This is NOT a game board for beginners or those subject to analysis paralysis. The over-thinking trying to score the dual route bonuses will kill the game.
Summary: Buy this if you like Ticket to Ride (and you do, right?).
I sat down to play this because I had nothing better to do. Best spent hour of my life at the con. Maybe second best, but it would be a close tie with The Castles of Burgundy. We'll see.
Infinite City is a tile laying game where you build the board as you play, one of my favorite styles of game. Turn order is simple: add a tile from your hand to the board, put one of your markers on the tile, do what the tile says, and draw back up to five tiles. Sounds simple, doesn't it? The tiles let you do things ranging from add additional tiles, draw above your hand limit, swap markers with someone else on the board (stealing their tile), and a lot more. The game ends when someone puts their last marker on the board and the other players get a final play.

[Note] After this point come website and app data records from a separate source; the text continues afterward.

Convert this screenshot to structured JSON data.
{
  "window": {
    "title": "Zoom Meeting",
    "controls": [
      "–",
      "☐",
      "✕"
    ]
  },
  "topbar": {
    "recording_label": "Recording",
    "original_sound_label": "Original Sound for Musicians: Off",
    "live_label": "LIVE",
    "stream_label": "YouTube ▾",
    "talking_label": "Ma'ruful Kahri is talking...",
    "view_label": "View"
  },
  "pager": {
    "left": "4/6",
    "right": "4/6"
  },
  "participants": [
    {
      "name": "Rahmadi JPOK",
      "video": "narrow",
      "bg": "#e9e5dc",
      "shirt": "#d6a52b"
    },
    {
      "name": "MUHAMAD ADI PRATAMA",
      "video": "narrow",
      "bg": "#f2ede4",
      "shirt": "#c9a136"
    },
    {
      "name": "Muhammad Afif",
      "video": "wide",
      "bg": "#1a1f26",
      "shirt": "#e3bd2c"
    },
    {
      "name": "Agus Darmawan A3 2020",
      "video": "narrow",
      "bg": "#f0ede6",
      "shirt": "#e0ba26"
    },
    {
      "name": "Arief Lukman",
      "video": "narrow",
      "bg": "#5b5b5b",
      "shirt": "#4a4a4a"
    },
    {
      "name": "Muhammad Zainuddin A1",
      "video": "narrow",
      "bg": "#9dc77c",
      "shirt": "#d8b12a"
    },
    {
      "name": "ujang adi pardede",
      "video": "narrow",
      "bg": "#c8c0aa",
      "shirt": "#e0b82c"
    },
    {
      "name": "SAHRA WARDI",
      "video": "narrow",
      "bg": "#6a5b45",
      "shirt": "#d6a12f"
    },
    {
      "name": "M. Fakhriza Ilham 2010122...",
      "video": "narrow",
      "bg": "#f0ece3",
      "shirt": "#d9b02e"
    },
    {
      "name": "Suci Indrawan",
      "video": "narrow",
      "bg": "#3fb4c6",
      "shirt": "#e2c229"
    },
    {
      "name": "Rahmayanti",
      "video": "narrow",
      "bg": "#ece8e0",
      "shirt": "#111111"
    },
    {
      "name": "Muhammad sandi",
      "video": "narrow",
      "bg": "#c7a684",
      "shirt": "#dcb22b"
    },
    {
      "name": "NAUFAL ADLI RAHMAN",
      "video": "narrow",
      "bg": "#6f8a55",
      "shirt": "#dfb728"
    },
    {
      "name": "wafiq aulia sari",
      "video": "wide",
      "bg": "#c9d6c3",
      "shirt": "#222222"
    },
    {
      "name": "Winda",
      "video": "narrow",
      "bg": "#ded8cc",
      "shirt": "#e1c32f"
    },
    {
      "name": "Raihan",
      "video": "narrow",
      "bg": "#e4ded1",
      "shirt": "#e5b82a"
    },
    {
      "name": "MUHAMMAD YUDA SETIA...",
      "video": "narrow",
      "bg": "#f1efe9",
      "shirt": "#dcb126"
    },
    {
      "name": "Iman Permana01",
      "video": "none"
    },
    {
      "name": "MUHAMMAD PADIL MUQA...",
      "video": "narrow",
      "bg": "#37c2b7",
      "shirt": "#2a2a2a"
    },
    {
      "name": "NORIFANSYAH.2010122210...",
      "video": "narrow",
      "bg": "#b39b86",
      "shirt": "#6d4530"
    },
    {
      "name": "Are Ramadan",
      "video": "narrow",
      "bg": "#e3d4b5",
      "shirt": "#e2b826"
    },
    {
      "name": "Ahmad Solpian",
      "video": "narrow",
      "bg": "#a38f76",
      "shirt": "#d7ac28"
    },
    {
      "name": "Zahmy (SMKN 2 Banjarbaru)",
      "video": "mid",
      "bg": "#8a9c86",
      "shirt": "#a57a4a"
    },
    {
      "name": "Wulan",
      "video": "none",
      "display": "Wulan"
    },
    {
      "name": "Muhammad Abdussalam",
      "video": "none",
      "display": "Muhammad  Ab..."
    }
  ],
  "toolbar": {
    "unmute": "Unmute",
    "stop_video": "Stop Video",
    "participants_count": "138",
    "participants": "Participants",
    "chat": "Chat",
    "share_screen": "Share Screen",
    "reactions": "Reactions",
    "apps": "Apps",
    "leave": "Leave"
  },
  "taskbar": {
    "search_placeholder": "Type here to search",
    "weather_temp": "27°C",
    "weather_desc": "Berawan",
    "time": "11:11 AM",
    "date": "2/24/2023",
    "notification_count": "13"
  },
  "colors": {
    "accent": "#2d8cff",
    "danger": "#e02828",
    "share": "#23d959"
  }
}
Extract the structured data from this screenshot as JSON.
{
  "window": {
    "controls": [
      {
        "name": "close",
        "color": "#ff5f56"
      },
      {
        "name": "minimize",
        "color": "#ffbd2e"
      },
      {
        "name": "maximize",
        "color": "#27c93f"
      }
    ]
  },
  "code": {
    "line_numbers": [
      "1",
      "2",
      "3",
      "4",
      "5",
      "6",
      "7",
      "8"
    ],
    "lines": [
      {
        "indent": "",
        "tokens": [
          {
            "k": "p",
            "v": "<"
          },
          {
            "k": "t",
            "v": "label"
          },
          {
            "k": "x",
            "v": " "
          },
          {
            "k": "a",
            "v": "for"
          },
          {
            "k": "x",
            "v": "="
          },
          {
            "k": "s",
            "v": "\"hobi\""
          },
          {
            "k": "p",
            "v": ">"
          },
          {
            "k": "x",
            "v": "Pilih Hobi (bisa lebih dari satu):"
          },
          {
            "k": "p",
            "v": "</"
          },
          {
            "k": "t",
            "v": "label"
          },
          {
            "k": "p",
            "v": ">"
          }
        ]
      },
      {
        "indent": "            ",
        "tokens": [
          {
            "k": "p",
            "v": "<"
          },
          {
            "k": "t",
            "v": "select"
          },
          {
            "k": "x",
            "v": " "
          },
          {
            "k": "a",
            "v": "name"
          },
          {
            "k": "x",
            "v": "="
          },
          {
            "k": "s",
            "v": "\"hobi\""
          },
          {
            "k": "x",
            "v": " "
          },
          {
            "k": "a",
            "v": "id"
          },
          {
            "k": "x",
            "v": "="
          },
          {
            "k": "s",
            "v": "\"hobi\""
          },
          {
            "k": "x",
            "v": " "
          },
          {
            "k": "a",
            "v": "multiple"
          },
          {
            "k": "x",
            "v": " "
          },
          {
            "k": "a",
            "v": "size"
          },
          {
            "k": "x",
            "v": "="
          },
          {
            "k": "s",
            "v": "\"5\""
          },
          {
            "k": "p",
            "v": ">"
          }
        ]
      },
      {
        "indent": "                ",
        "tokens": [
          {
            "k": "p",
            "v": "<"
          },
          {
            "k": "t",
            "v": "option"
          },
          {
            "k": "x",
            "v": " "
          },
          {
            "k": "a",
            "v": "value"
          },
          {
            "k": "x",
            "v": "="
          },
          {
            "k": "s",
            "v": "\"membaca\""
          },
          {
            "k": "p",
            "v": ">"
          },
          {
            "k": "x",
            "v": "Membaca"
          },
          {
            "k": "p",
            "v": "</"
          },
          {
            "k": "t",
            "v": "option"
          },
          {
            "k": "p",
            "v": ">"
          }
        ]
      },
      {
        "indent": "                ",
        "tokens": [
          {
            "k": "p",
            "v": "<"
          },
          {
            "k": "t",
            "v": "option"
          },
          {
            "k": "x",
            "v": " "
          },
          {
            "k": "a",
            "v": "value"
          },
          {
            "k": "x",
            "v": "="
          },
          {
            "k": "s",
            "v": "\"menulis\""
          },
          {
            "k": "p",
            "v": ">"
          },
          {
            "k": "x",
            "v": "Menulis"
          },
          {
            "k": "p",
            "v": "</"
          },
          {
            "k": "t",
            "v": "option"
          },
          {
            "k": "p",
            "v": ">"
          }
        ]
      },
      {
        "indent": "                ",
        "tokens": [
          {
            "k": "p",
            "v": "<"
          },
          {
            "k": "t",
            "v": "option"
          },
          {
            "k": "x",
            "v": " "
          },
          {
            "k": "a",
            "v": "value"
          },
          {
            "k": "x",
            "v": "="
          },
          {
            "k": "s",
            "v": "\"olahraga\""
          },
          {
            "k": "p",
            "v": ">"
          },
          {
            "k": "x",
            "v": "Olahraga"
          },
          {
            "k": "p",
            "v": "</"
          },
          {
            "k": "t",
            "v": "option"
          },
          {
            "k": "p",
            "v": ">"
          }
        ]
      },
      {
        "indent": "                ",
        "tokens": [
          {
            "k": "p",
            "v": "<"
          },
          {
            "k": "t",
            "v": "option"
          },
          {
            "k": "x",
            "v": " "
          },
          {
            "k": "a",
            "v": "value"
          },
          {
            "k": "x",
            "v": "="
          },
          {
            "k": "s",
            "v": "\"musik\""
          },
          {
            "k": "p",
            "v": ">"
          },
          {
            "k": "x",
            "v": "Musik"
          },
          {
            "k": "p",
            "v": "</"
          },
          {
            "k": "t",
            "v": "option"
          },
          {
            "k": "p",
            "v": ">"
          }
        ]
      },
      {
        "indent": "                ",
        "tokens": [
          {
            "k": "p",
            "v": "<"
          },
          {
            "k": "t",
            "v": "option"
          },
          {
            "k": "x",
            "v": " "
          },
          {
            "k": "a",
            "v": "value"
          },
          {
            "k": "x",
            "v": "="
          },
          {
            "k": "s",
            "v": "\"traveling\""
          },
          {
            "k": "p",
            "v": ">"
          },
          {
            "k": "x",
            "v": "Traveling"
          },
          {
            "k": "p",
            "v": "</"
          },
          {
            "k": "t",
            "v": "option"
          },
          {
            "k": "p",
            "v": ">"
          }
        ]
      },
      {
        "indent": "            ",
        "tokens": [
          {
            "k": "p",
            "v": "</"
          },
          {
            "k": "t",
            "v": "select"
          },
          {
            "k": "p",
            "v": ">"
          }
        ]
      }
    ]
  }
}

Points are scored three ways. First is number of linked tile groups, minimum of three to for a group, no diagonals. So isolated tiles of 1 or 2 do not score at all, but 3+ score equal to how many you have linked and you can score multiple groups. Next is control of silver cards. Some cards have silver rings on them - control the most at the end of the game and you get points equal to how many you control. Finally, some cards have point values - you score all the point values on the cards you control. Most points wins.
First time players will focus on board placement and maybe silver cards, but experienced players will focus on cards worth point in themselves and try to grab as many of those as possible. You can easily double your score with those, so watch your opponents tile values, not just where they are on the board.
Summary: Good gateway game to introduce people to the hobby and fun to play for more advanced players. Plus, the sci-fi city artwork is elegant and cool. I want my cities of the future to look just like this.
That's it for now. Part 3 will wrap up both Saturday and Sunday as I played several games I've played/reviewed before and not as many new games. I should have that ready to post by Tuesday, January 15.